[Excerpts from an interface dataset]

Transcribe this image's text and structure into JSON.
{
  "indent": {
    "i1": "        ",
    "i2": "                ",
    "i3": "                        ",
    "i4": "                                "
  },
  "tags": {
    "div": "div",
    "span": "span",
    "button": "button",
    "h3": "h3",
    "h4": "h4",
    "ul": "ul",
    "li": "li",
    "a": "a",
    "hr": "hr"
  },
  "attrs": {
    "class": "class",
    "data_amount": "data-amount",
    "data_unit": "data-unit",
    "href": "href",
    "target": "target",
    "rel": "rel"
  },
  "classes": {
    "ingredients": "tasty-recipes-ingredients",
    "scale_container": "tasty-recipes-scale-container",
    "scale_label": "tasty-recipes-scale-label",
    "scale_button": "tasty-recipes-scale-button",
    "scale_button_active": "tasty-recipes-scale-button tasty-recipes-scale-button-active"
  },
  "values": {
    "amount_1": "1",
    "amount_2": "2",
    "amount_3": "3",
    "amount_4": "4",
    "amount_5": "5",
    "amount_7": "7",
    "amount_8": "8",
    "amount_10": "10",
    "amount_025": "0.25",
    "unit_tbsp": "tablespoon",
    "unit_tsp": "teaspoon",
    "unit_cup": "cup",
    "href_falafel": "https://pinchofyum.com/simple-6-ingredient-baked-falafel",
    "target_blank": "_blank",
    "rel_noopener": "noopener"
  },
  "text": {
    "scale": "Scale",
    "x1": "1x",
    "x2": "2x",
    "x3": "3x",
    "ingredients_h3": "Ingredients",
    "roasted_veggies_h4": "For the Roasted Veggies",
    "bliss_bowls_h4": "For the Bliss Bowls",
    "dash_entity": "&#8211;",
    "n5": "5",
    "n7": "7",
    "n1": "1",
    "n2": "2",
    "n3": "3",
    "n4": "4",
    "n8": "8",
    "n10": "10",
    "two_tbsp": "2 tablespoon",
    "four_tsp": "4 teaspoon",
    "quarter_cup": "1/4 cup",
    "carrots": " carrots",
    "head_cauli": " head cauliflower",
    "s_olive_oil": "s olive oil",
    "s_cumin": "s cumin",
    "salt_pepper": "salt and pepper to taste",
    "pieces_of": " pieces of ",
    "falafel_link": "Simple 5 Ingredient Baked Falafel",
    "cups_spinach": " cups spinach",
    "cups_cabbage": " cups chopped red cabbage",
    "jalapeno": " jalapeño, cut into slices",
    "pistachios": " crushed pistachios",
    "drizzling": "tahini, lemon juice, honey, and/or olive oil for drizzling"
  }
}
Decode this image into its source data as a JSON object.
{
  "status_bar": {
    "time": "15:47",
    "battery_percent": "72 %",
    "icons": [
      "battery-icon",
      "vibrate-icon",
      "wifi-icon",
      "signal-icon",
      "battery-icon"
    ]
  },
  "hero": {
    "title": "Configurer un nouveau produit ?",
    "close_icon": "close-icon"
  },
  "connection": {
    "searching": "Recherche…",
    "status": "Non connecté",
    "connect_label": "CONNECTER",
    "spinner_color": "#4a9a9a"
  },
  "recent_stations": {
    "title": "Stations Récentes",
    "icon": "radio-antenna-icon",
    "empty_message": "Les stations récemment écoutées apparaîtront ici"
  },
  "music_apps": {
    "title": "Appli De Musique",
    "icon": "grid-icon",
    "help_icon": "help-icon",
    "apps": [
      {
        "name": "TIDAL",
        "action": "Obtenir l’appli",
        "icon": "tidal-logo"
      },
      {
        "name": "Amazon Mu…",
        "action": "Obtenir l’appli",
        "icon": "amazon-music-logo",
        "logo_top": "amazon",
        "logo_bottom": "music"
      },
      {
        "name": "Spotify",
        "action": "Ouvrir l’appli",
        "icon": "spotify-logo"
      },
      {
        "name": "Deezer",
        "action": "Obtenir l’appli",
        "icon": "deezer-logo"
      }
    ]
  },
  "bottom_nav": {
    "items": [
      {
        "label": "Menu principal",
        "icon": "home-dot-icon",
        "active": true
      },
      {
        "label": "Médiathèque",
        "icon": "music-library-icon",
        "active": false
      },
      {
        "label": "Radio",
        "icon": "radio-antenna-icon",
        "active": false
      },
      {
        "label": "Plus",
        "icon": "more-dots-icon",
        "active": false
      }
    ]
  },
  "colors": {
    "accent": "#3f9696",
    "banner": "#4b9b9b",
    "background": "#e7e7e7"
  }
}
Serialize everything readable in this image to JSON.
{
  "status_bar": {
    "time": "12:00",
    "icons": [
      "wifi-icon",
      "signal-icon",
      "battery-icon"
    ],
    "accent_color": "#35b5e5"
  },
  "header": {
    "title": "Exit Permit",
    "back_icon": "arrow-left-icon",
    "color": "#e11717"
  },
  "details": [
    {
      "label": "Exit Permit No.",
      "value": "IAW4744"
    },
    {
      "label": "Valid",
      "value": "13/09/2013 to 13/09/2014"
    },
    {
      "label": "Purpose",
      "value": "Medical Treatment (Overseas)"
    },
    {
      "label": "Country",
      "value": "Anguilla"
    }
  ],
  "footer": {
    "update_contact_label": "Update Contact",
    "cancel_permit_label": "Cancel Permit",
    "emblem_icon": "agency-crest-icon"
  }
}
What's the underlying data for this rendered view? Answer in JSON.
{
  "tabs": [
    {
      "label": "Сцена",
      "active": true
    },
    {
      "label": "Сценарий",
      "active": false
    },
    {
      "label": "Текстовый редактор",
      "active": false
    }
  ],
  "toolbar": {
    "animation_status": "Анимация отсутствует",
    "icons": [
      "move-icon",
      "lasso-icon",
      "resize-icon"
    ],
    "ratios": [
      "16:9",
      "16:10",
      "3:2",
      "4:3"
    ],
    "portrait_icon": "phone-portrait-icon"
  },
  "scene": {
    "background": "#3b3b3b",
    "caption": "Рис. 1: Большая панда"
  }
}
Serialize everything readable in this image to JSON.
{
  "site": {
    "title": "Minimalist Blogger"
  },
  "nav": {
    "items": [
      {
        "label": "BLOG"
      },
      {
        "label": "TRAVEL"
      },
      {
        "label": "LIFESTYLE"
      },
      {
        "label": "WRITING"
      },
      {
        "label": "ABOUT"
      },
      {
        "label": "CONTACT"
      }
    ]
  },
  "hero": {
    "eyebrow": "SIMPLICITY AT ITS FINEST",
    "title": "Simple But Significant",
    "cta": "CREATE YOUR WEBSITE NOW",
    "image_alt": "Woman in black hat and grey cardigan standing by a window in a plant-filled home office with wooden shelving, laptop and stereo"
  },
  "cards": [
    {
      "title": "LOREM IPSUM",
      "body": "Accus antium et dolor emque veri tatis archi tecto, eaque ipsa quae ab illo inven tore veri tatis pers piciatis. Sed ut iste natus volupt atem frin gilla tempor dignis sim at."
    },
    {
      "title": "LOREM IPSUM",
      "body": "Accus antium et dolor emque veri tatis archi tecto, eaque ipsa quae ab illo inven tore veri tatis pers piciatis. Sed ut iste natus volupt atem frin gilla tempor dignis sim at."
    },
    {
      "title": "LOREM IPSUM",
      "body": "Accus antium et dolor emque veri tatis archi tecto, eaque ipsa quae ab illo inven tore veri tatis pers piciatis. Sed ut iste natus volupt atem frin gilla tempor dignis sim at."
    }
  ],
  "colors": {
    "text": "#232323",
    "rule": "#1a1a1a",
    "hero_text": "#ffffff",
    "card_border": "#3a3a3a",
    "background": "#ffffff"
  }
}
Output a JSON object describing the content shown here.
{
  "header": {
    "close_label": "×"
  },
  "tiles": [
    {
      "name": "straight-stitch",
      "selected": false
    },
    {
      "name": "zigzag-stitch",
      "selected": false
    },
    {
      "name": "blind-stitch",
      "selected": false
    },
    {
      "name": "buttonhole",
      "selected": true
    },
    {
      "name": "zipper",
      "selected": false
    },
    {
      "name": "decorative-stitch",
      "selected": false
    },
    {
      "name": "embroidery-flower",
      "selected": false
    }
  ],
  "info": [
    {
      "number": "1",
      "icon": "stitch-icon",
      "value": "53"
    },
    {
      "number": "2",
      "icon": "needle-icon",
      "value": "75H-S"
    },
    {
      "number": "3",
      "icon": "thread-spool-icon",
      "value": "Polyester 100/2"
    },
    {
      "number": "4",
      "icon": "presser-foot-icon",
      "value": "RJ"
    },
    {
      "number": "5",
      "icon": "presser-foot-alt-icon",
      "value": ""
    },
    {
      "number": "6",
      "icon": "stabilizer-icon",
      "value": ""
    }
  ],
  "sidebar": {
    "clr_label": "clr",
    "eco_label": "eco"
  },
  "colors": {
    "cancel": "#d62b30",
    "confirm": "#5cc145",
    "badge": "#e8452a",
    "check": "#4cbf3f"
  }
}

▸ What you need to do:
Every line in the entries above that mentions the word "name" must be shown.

▸ Response:
        "name": "TIDAL",
        "name": "Amazon Mu…",
        "name": "Spotify",
        "name": "Deezer",
      "name": "straight-stitch",
      "name": "zigzag-stitch",
      "name": "blind-stitch",
      "name": "buttonhole",
      "name": "zipper",
      "name": "decorative-stitch",
      "name": "embroidery-flower",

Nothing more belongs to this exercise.